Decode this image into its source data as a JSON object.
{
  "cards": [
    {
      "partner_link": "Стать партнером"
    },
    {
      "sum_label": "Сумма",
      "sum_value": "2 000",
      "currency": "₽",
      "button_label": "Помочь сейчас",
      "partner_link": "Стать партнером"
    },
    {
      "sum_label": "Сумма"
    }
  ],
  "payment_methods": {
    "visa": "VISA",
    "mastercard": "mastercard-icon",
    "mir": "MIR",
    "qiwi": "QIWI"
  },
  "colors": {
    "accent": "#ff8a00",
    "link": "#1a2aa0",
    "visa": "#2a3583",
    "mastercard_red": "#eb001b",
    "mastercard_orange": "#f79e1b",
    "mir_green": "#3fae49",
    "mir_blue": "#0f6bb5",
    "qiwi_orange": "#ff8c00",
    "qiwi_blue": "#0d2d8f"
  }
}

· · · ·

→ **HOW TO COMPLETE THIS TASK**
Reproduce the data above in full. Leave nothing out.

→ **RESULT**
Decode this image into its source data as a JSON object.
{
  "cards": [
    {
      "partner_link": "Стать партнером"
    },
    {
      "sum_label": "Сумма",
      "sum_value": "2 000",
      "currency": "₽",
      "button_label": "Помочь сейчас",
      "partner_link": "Стать партнером"
    },
    {
      "sum_label": "Сумма"
    }
  ],
  "payment_methods": {
    "visa": "VISA",
    "mastercard": "mastercard-icon",
    "mir": "MIR",
    "qiwi": "QIWI"
  },
  "colors": {
    "accent": "#ff8a00",
    "link": "#1a2aa0",
    "visa": "#2a3583",
    "mastercard_red": "#eb001b",
    "mastercard_orange": "#f79e1b",
    "mir_green": "#3fae49",
    "mir_blue": "#0f6bb5",
    "qiwi_orange": "#ff8c00",
    "qiwi_blue": "#0d2d8f"
  }
}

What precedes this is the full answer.